So, in short, eat your rice as soon as it’s cooked. Never reheat rice and don’t leave your take away out at room temperature!

For further information and advice on Food safety why not come along to one of our courses?



First Aid treatment for cardiac arrest


Keeping to our heart theme for this week, we promised you some advice on dealing with First Aid situations. All of us are familiar with the term CPR but how many of us know what is it, why we do it or even how to do it?

according to the British Heart Foundation only one third of cardiac arrest victims actually receive CPR, and this is mainly due to a lack of First Aid training, knowledge and above all, confidence.

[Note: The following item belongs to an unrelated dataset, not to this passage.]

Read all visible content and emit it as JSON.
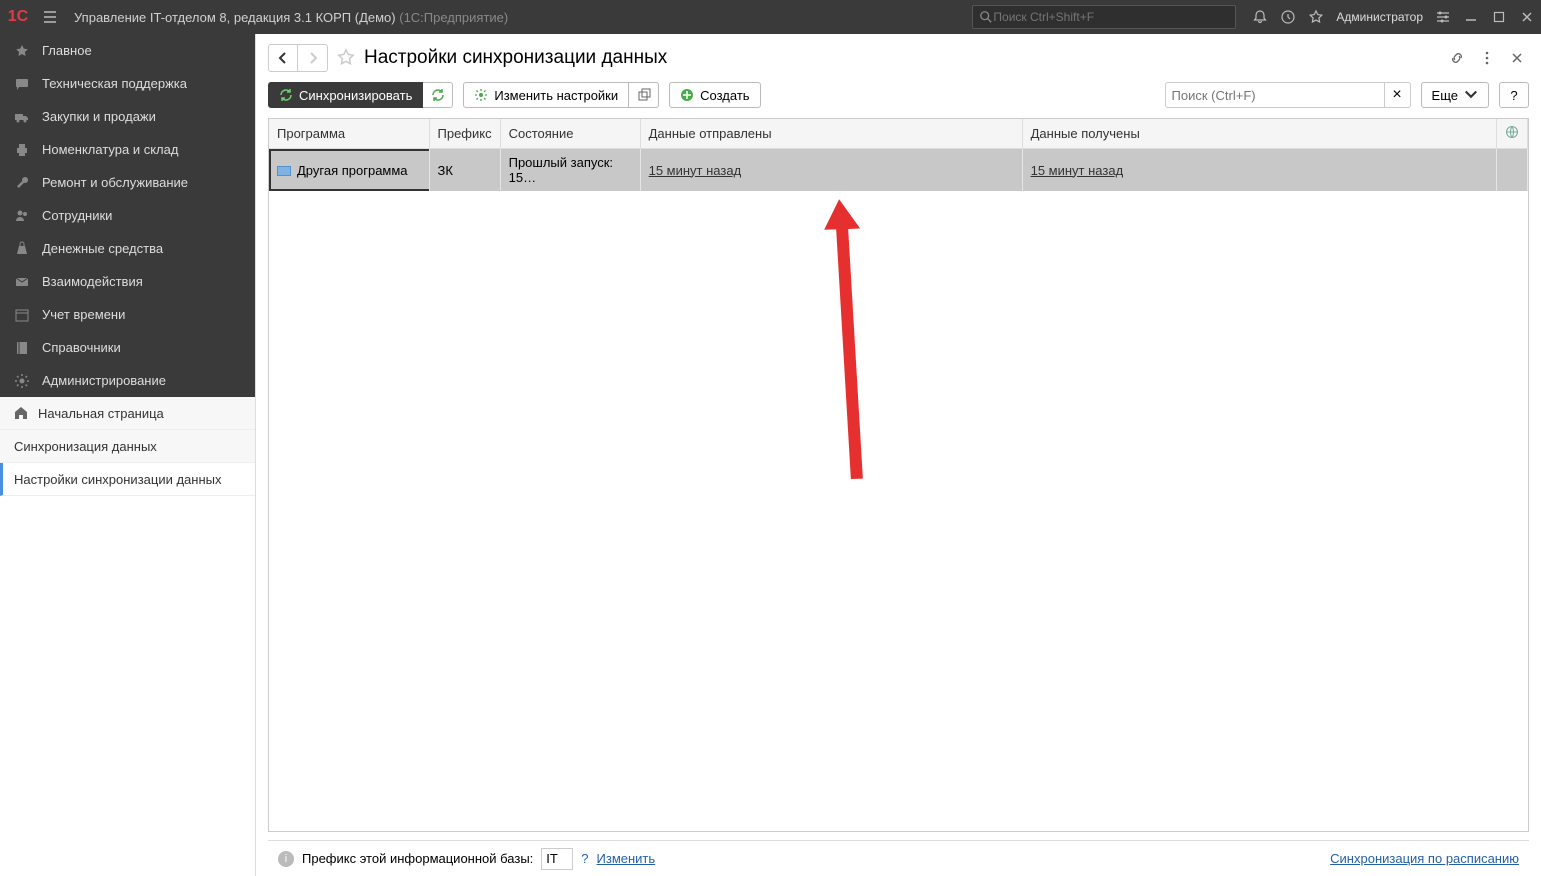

CPR is the acronym for cardio pulmonary resuscitation. This is the action you need to take when the heart stops. Unless someone starts CPR within a few minutes permanent damage can be caused to the brain and other major organs as the oxygenated blood is no longer being pumped around the body, and this can, of course, lead to death.

If you suspect your casualty has gone into cardiac arrest check for breathing. If you cannot hear normal breathing you must call 999 or 112 then start CPR.

Clasp your hands together. Keep your knuckles upwards facing your chest and lock your elbows. Push down on the centre of the chest about 5-6cm. Push hard and fast, 100-120 beats per minute. This is what we call “hands only” CPR. This is to be used when you have not been trained to give rescue breaths. Keep going and don’t stop until the emergency services arrive.

Trained First Aiders should give full CPR to include rescue breaths.

If you would like to know more or are interested in learning CPR have a look at our courses.

The importance of First Aid when dealing with cardiac arrest


According to the West Midlands Ambulance Service 2012/2013 data, survival rates for patients suffering cardiac arrest currently stand at 10.1%. Shocking you may think, but is the fault of our highly trained and professional emergency responders? The answer is no, definitely not!

The reason for such low survival rates is due to the lack of awareness and understanding of general First Aid procedures from us, the public. If more of us were given the opportunity to train and practice cardio pulmonary resuscitation (CPR) these grim statistics could be dramatically improved.

Contrary to popular belief a heart attack and cardiac arrest is NOT the same thing. A heart attack can be identified by recognising early symptoms, a pain in the left arm, chest pain, or in some, a mild discomfort. Heart attack is commonly confused with indigestion, but never again! It is caused by a lack of blood flow and oxygen to an area of the heart muscle; however, if this is not treated urgently a heart attack can, but not always, lead to cardiac arrest, where the heart stops completely. If this happens, the casualty will lose consciousness immediately and there will be no other signs of life.

If this happens you need to respond quickly. Call 112! You know you will need a defibrillator. Start CPR. The sooner CPR is started the better your casualty’s chance of survival. For every minute that goes by where CPR is not administered your casualty’s survival rate decreases by 10%.

Would you know what to do if this happened to someone you love? For further information on our First Aid courses please see First Aid courses